The state-controlled Zimbabwe Broadcasting Corporation (ZBC) runs the vast majority of broadcast media outlets, which are subject to overt political interference and censorship. ZBC coverage overwhelmingly favors ZANU-PF, and this was particularly true during the elections. In 2012, two new privately run radio stations—Star FM and ZiFM—commenced operation. Despite initial concerns over their owners’ close ties to ZANU-PF, local analysts noted that the stations’ news and talk radio content presented a diversity of views. In mid-2013, 1st TV, a new station launched by exiled journalists based in South Africa, started broadcasting via free-to-air satellite decoders that are used to access foreign stations; however, its operations were suspended after several months due to a lack of stable funding. The Broadcasting Services Act bans foreign funding and investment in this capital-intensive sector, making it very difficult for private players to enter the market. Radio broadcasts are currently the main source of information in rural areas. However, access to broadcast media in these districts is hampered by deteriorating equipment and a lack of transmission sites, although the government has reached an agreement with China to help upgrade transmission infrastructure. Official attempts to broadly jam the signals of popular foreign-based radio stations that broadcast into Zimbabwe—including SW Radio Africa, a station run by exiled Zimbabwean journalists in London; the VOA’s Studio 7 service; and the Voice of the People—continued to be a concern, and local authorities have on occasion raided homes in rural areas and confiscated the shortwave radios used to access these broadcasts.
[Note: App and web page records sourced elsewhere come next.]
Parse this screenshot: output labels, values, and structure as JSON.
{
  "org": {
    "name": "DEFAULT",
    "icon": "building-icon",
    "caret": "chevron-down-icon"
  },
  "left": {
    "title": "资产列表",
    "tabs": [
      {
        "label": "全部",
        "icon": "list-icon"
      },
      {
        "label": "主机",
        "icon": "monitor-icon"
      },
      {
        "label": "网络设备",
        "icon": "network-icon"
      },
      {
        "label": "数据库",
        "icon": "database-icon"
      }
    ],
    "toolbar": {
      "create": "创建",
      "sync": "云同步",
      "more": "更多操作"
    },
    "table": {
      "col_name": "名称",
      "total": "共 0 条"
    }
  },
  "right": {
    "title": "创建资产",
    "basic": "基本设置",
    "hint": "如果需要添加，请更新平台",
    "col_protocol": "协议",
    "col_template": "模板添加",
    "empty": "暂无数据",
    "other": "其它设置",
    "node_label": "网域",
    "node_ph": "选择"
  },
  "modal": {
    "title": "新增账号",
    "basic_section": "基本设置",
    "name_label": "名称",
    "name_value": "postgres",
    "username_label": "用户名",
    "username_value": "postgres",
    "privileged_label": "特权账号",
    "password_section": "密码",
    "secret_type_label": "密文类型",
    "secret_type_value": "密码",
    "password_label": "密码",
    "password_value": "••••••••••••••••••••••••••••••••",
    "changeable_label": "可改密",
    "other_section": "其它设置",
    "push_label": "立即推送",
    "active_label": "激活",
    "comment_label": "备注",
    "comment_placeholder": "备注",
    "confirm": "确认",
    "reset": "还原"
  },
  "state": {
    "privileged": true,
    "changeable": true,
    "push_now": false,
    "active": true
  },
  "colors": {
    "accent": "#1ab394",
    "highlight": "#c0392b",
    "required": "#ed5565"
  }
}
In February 2013, police banned the distribution and use of hand-cranked and solar-powered radios and other communications devices, claiming that they were being used to broadcast hate speech. In March, authorities raided the production studios of community station Radio Dialogue in Bulawayo, confiscating 180 radio sets. Satellite television services that carry international and regional news programming remain largely uncensored and are being accessed by a rapidly growing share of the population, thanks to new technology such as free-to-air decoders. It is estimated that approximately 60 percent of the population now have satellite dishes.
Access to the internet is limited by service disruptions caused by frequent power outages, although costs have significantly decreased due to greater competition in the telecommunications sector. Zimbabwe has a relatively high rate of internet penetration for Africa, at nearly 19 percent of the population in 2013. Online newspapers, news portals, and blogs run by Zimbabweans living abroad are increasingly popular among those with internet access, and diaspora media also distribute news and information via mobile-telephone text messaging. Social media have also taken on a more important role in the news and information environment, with politically-focused posts by the “Baba Jukwa” profile on Facebook attracting a significant following during the year.